6. Keep the revenue flowing
This is critical of course if you're going to write for a living. According to Brooklyn-based, YA writer Zetta Elliott, you should: "keep multiple income streams." However, she warns that this "can be tough because multi-tasking doesn't leave you the long stretches of time you need to dream and write."
Having multiple income streams, particularly passive income, can eventually provide you with those long stretches of time to dream and write, without having to do paid work. And, if you don't know what passive income is, check out Lifehack on how to generate passive income.
7. Ask your partner to support you
Throughout history, spouses and partners have financially supported their writer-partner. Think of Ernest Hemingway, Anaïs Nin, and Collette. If you are in a relationship, perhaps you can ask your significant other to support you financially for a designated period? My partner provided me with the opportunity to travel to Mexico with him. I helped him out with his cooking class, but in exchange I got some great photos, generated some excellent ideas for writing, and toured Diego Rivera and Freda Kahlo's homes.
8. Don't say "No"
Early in my academic career, my mentor, Dr. James A. Miller, told me:
Never say no to anything.
I found this strange because my colleagues insisted that I protect my time and get my work done. What my mentor meant was I should accept all invitations to speak and submit articles. He said that even if I over-commit, this was a good position to be in because "you and your work are gaining exposure, and exposure is half the battle."
If you are able to say "yes," then don't say "no" to any writing assignments or speaking engagements, particularly work that pays. Just remember to meet your deadlines.
9. Get a grant or fellowship
Grants or fellowships are one way to finance your writing. They can be highly competitive. And grants like the National Endowment for the Humanities (NEH) have stringent guidelines and publication requirements. So before you quit that job, research the grants and fellowships that interest you. Check out the local ones, too. Most cities and counties have artists and writers grants that you can apply for. Make sure you meet the minimum requirements before applying.
Generally, we writers are introverts. We spend more time in our heads than we do interacting with others. Yet you can increase your chances of being successful by networking with writers and editors.
Face to face networking is optimal. You can learn about freelance opportunities and other paid writing assignments by networking. Also, join or start a Facebook or Meetup group for writers. My favorite Facebook group is The Watering Hole, unashamedly poetry-focused. From this group I have found out about online workshops, publications seeking submissions, and writers' retreats. I got an assignment from an editor, and published my published first article in a major publication, via a Facebook group.
[Editor's note: and Michele is published here because she networked. She reached out and asked. It works -- but only if you do it!]
11. Don't give up
It took the push of being fired to push me into my dream to write for a living. You could say I fell into it. I lost my job. But I could have taken a different route and gone right back into employment. You have to make it work.
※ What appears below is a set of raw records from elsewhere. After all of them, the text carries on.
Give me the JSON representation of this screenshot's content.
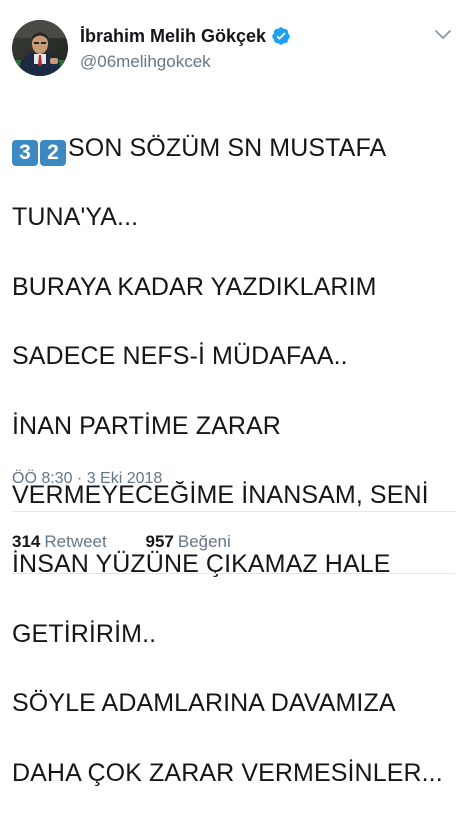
{
  "author": {
    "name": "İbrahim Melih Gökçek",
    "handle": "@06melihgokcek",
    "verified": true
  },
  "tweet": {
    "keycaps": [
      "3",
      "2"
    ],
    "lines": [
      "SON SÖZÜM SN MUSTAFA",
      "TUNA'YA...",
      "BURAYA KADAR YAZDIKLARIM",
      "SADECE NEFS-İ MÜDAFAA..",
      "İNAN PARTİME ZARAR",
      "VERMEYECEĞİME İNANSAM, SENİ",
      "İNSAN YÜZÜNE ÇIKAMAZ HALE",
      "GETİRİRİM..",
      "SÖYLE ADAMLARINA DAVAMIZA",
      "DAHA ÇOK ZARAR VERMESİNLER..."
    ],
    "timestamp": "ÖÖ 8:30 · 3 Eki 2018"
  },
  "stats": {
    "retweets": "314",
    "retweets_label": "Retweet",
    "likes": "957",
    "likes_label": "Beğeni"
  },
  "colors": {
    "text": "#14171a",
    "muted": "#657786",
    "verified": "#1da1f2",
    "keycap": "#3b88c3",
    "divider": "#e1e8ed"
  }
}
And, yes, of course, you can transition from working full-time to writing full-time without losing your job. You can take control of the situation. You can plan your exit from working the conventional job if you want to take time away from work to write.
While you may not be able to exit work this year, if you set your goal to take off time from work to write, you can accomplish this goal. You don't have to wait to get fired like I did to start to write full-time.
Just plan and keep your eyes on the prize, and your dream will come true.
This post was written by Michele Simms-Burton. Michele is an ambitious, former university professor who has spent a lifetime justifying working rather than writing. She now writes full-time.